Your objective> From the records below, copy each line in which the string "profile" occurs.

[Dataset rows describing interfaces]
^^^^^^^^^^^^^^^^

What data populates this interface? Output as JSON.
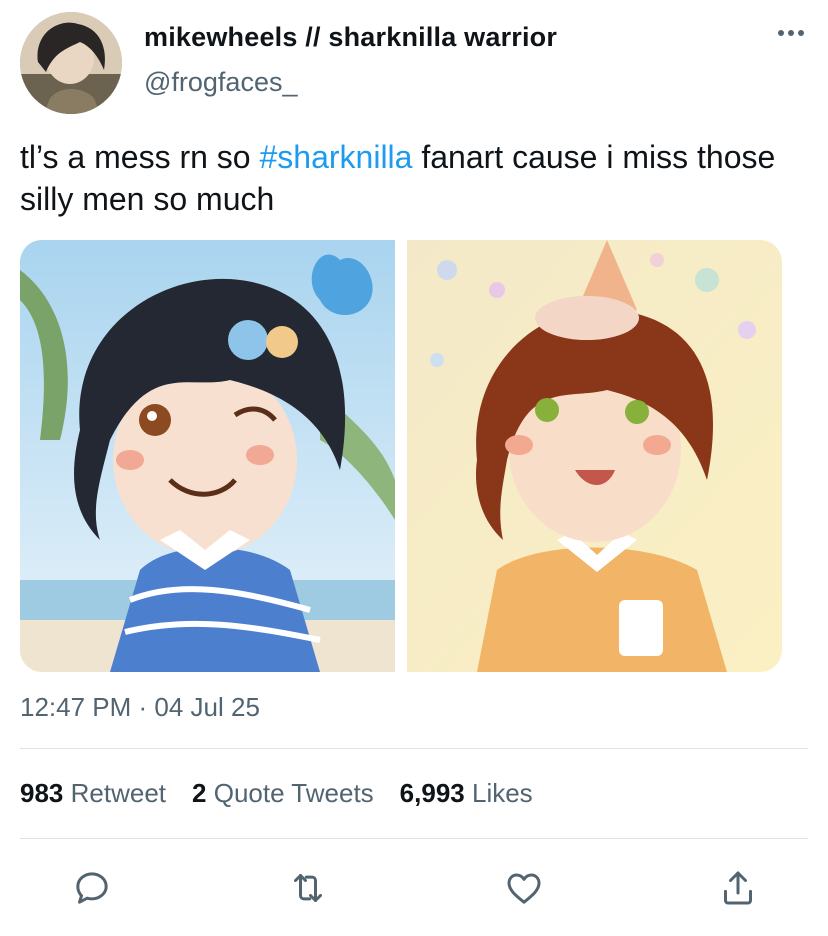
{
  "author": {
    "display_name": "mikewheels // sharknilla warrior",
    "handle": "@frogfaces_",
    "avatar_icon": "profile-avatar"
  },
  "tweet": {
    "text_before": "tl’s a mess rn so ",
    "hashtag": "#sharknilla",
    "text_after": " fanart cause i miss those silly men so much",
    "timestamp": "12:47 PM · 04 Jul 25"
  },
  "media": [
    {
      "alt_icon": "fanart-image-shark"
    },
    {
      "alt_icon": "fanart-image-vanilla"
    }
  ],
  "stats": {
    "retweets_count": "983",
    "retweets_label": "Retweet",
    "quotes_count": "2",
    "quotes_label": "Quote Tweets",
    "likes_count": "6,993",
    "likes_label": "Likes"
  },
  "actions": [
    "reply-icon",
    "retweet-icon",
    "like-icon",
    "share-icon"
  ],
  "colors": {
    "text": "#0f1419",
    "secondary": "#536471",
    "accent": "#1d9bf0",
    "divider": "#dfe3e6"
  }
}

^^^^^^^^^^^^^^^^

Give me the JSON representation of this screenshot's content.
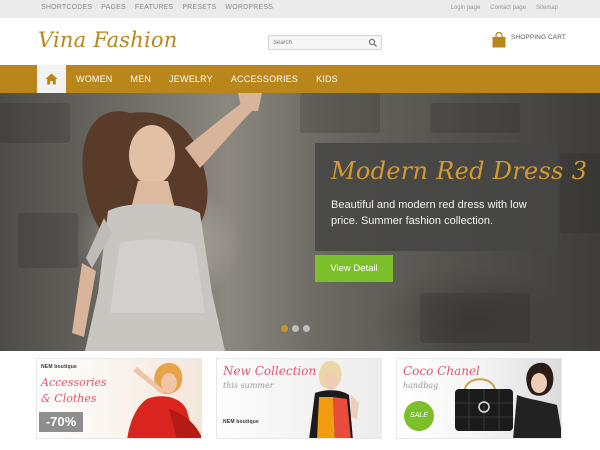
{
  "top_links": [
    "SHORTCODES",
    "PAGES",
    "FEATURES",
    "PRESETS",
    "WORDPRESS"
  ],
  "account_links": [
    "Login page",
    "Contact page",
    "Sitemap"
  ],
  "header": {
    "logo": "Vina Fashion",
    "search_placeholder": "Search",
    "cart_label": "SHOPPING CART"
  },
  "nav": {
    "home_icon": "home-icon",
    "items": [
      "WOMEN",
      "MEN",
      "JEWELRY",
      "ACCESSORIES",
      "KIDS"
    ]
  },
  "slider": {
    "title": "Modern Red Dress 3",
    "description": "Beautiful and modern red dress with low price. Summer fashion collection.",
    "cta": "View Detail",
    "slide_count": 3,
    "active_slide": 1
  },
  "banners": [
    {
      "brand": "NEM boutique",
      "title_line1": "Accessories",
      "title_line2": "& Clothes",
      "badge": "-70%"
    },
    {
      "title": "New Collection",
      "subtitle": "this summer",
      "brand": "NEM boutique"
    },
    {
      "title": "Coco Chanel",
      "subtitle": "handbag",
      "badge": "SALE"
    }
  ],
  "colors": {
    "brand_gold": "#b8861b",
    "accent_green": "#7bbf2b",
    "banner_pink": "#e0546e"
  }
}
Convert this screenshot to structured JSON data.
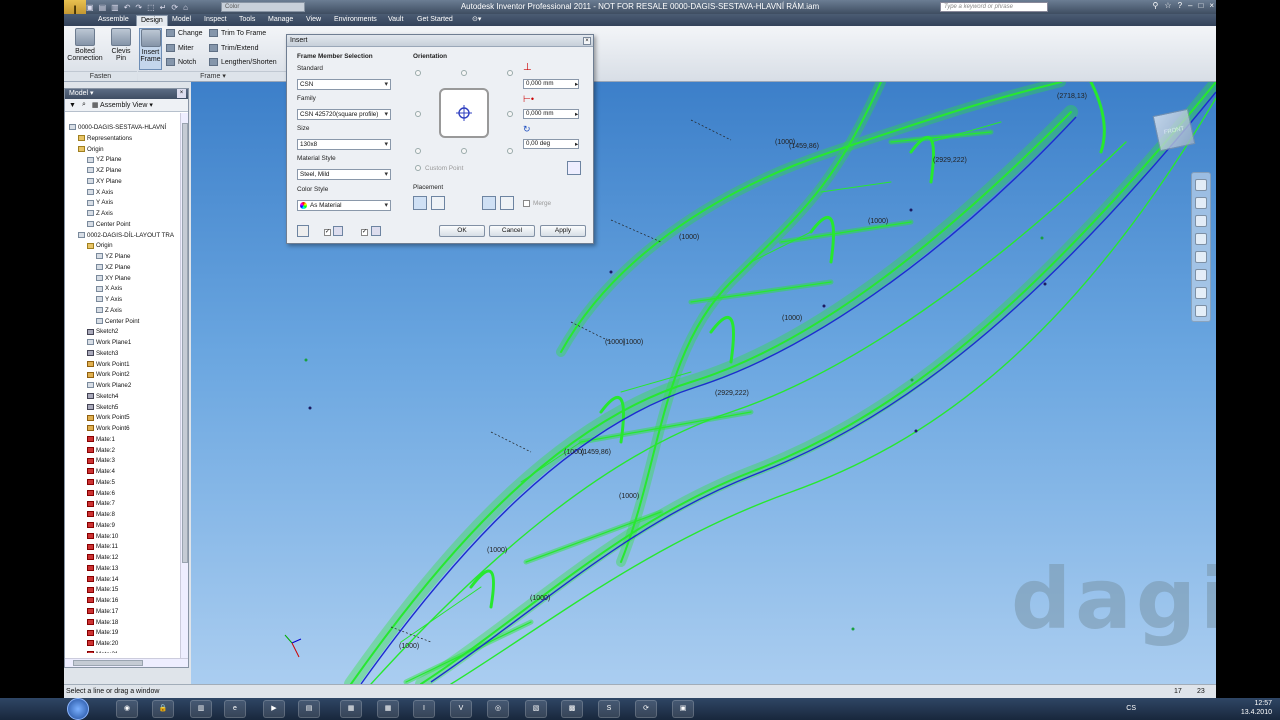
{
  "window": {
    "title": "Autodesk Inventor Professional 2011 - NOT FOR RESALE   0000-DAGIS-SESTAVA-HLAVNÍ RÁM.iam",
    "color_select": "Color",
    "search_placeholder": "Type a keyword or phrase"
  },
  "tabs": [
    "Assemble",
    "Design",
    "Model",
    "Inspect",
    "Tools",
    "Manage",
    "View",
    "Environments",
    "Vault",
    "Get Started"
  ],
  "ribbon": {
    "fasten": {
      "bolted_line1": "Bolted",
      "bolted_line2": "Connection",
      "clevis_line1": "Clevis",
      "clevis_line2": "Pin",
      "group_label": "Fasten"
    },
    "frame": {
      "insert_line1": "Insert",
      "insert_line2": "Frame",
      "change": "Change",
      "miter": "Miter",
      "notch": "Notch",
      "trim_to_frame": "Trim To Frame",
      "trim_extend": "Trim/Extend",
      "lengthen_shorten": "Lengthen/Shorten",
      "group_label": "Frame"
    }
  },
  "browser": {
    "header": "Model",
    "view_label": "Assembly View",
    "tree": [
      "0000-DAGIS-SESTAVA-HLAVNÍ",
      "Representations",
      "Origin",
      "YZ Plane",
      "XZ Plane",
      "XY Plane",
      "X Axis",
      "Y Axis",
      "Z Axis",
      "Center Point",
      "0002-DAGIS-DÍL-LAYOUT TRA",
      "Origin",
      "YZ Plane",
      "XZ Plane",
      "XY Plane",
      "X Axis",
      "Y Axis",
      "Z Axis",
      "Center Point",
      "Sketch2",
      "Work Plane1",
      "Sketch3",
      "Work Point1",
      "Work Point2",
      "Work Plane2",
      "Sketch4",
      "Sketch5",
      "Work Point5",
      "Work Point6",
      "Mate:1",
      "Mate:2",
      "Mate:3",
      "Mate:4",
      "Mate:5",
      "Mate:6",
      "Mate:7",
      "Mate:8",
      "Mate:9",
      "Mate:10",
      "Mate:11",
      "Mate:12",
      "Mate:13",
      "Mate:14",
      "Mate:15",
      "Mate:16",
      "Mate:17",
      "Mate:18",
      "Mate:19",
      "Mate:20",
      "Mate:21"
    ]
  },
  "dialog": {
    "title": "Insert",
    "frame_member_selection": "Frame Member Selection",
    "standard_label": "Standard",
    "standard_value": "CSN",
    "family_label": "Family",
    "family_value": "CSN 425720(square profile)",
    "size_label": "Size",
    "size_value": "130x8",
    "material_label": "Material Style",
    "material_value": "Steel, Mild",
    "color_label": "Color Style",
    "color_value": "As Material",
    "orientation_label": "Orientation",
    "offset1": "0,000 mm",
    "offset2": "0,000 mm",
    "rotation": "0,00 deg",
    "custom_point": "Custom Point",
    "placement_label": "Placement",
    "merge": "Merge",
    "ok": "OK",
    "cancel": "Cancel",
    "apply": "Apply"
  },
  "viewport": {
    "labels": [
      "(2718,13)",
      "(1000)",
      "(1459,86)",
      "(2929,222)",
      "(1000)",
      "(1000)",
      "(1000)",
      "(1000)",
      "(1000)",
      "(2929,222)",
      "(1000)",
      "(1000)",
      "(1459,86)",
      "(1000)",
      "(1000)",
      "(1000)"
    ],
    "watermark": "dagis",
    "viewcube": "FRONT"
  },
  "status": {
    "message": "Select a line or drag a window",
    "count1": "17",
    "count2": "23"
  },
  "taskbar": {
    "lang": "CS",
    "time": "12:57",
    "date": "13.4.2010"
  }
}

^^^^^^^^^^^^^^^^

Task response>
    "avatar_icon": "profile-avatar"
    "family_value": "CSN 425720(square profile)",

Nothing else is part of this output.